(Website and app data records)
....................

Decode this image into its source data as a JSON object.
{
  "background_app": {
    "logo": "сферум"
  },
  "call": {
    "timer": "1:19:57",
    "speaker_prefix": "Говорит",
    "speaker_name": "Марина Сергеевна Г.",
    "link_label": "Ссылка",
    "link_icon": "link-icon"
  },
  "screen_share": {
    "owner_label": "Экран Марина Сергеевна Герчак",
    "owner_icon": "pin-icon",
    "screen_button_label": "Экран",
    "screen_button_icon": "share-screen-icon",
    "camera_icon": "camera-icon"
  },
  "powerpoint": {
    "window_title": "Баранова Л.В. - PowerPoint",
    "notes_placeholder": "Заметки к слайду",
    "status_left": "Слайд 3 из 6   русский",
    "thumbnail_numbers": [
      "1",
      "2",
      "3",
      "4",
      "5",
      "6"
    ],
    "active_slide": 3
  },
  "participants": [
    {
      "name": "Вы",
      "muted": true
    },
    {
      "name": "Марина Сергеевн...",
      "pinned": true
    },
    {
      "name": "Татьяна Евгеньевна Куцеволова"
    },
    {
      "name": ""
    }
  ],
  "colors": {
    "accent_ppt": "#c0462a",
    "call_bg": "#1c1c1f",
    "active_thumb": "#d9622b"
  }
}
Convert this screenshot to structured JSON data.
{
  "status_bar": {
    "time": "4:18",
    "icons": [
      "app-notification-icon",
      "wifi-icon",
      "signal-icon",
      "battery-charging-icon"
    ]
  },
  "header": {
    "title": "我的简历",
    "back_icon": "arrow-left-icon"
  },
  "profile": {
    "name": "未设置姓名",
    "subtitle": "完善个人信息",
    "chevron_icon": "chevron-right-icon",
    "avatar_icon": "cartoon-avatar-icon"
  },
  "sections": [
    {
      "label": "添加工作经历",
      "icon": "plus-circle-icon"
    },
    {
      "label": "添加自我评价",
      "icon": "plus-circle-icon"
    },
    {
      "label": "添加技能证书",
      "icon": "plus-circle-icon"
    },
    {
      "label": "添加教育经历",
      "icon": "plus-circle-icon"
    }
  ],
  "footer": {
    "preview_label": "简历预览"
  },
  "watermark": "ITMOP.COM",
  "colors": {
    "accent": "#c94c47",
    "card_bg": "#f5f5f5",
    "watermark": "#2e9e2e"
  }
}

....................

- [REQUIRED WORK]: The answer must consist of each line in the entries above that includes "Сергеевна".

- [FINAL ANSWER]:
    "speaker_name": "Марина Сергеевна Г.",
    "owner_label": "Экран Марина Сергеевна Герчак",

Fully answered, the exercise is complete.